Crazy? Or the right thing to do? I’d say it depends… He is a super experienced runner – ran pro level for years and knows his body very well. I sent him a “You’re crazy” text after I saw him. His response was: “Sabrina, it’s a recovery week. I only did 3 miles of jogging” My day after the race was a rest day. For him, a recovery run was the right thing to do though. You should listen to your body and find out what works best for you. Sometimes when you’re really sore a slow recovery run does magic to your legs.
ADDITIONAL ADVICE AND STEPS
Eating right and resting well might seem like obvious steps for fatigue management and getting closer to healthy running again, but they are commonly neglected.
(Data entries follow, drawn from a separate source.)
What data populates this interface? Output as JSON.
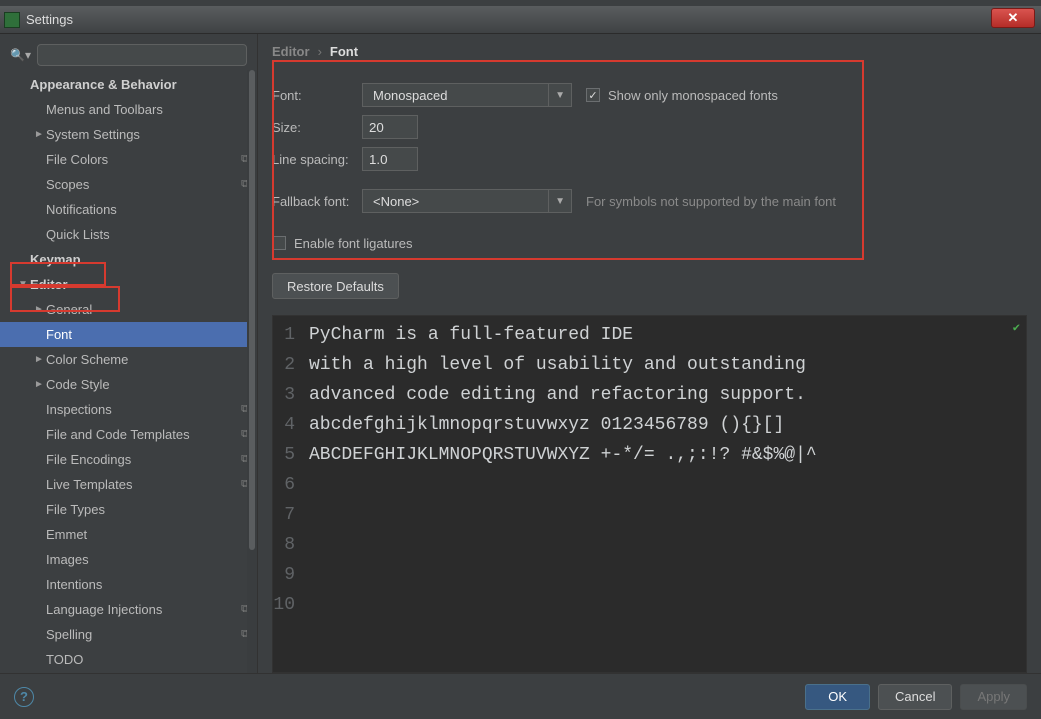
{
  "window": {
    "title": "Settings"
  },
  "breadcrumb": {
    "root": "Editor",
    "current": "Font"
  },
  "sidebar": {
    "search_placeholder": "",
    "items": [
      {
        "label": "Appearance & Behavior",
        "indent": 0,
        "bold": true,
        "arrow": ""
      },
      {
        "label": "Menus and Toolbars",
        "indent": 1,
        "arrow": ""
      },
      {
        "label": "System Settings",
        "indent": 1,
        "arrow": "►"
      },
      {
        "label": "File Colors",
        "indent": 1,
        "arrow": "",
        "copy": true
      },
      {
        "label": "Scopes",
        "indent": 1,
        "arrow": "",
        "copy": true
      },
      {
        "label": "Notifications",
        "indent": 1,
        "arrow": ""
      },
      {
        "label": "Quick Lists",
        "indent": 1,
        "arrow": ""
      },
      {
        "label": "Keymap",
        "indent": 0,
        "bold": true,
        "arrow": ""
      },
      {
        "label": "Editor",
        "indent": 0,
        "bold": true,
        "arrow": "▼"
      },
      {
        "label": "General",
        "indent": 1,
        "arrow": "►"
      },
      {
        "label": "Font",
        "indent": 1,
        "arrow": "",
        "selected": true
      },
      {
        "label": "Color Scheme",
        "indent": 1,
        "arrow": "►"
      },
      {
        "label": "Code Style",
        "indent": 1,
        "arrow": "►"
      },
      {
        "label": "Inspections",
        "indent": 1,
        "arrow": "",
        "copy": true
      },
      {
        "label": "File and Code Templates",
        "indent": 1,
        "arrow": "",
        "copy": true
      },
      {
        "label": "File Encodings",
        "indent": 1,
        "arrow": "",
        "copy": true
      },
      {
        "label": "Live Templates",
        "indent": 1,
        "arrow": "",
        "copy": true
      },
      {
        "label": "File Types",
        "indent": 1,
        "arrow": ""
      },
      {
        "label": "Emmet",
        "indent": 1,
        "arrow": ""
      },
      {
        "label": "Images",
        "indent": 1,
        "arrow": ""
      },
      {
        "label": "Intentions",
        "indent": 1,
        "arrow": ""
      },
      {
        "label": "Language Injections",
        "indent": 1,
        "arrow": "",
        "copy": true
      },
      {
        "label": "Spelling",
        "indent": 1,
        "arrow": "",
        "copy": true
      },
      {
        "label": "TODO",
        "indent": 1,
        "arrow": ""
      }
    ]
  },
  "form": {
    "font_label": "Font:",
    "font_value": "Monospaced",
    "mono_only_label": "Show only monospaced fonts",
    "mono_only_checked": true,
    "size_label": "Size:",
    "size_value": "20",
    "linespacing_label": "Line spacing:",
    "linespacing_value": "1.0",
    "fallback_label": "Fallback font:",
    "fallback_value": "<None>",
    "fallback_hint": "For symbols not supported by the main font",
    "ligatures_label": "Enable font ligatures",
    "ligatures_checked": false,
    "restore_label": "Restore Defaults"
  },
  "preview": {
    "lines": [
      "PyCharm is a full-featured IDE",
      "with a high level of usability and outstanding",
      "advanced code editing and refactoring support.",
      "",
      "abcdefghijklmnopqrstuvwxyz 0123456789 (){}[]",
      "ABCDEFGHIJKLMNOPQRSTUVWXYZ +-*/= .,;:!? #&$%@|^",
      "",
      "",
      "",
      ""
    ]
  },
  "footer": {
    "ok": "OK",
    "cancel": "Cancel",
    "apply": "Apply"
  }
}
Because it can be hard to take a break after such a long time training, sticking to a proper rest and nutrition plan is essential.
There are other things to consider as well when recovering from a half marathon, such as compression socks, elevating your legs, active recovery, and not jumping too quickly into exercising again.
COMPRESSION SOCKS AND ELEVATING YOUR LEGS
For the first 48 hours after your race, compression socks are beneficial for recovering quickly. These socks will reduce swelling and improve your circulation, leading to more oxygen flow for the muscles that need it most. There’s a lot of conclusive evidence that compression socks can improve muscle recovery for runners.
Another tip to consider: elevate your legs with a huge stack of pillows for a while. Some runners swear on their ice bath after a half marathon. Not my thing, but I’ve heard it helps with the upcoming soreness. Propping your legs up also helps prevent post-race collapse by preventing the pooling of blood in the lower extremities. Generally speaking, it makes recovery a much more comfortable endeavor. Do what helps you the most and makes you feel most comfortable while resting!
ACTIVE RECOVERY AFTER A HALF MARATHON?
When it comes to active recovery shortly after a half marathon, going for a run can actually be disadvantageous for recovery. According to a study conducted on 46 half marathon runners, scientists found that active recovery was one of the worst ways to quickly return to form. They concluded that massage and cold water immersion were best.
Only the most physically fit, conditioned runners can immediately get back to training after a few days. Generally, you should not push your body beyond light stretching and some brisk walking. With the right nutrition and rest, you can be back on your feet in no time.
MY PERSONAL TAKE: How many days should you rest after a half marathon?
My first run after the NYC half was with a client on Tuesday. We ran 3 miles in a 10:00 min/mile – that was my recovery run. At night it was time for a leg workout. By focussing on my quads I was still able to let my hamstrings rest a little longer. Yes, 2 days after a half marathon I hit the gym. My energy wasn’t 100% but it just felt so good to set my legs on fire again. If you’re running only and are not having an extra focus on building muscle mass you can still rest or run super slow those days. But since I didn’t work out my legs for over a week at the gym I just had to go.
I know I’m not the best example, but let me tell you the real rule of thumb is to take one day of rest for every mile you run. So for a half marathon, you can plan on allowing nearly two weeks for a full recovery. Days six and seven, and the entire second week, should be all about gradually introducing your body back to moderate amounts of exercise while allowing for plenty of rest.
Everybody feels different and you should listen to your body. It’s about training smarter – not harder – after a half marathon. Recovery after a half marathon is a serious business. Whether you’re an elite or a casual runner, there’s no question about it; 13.1 miles is a substantial effort.
What are your recovery tips after a half marathon? Leave your tips in the comments! Do you want to beat your personal best in your next race? Let me guide you!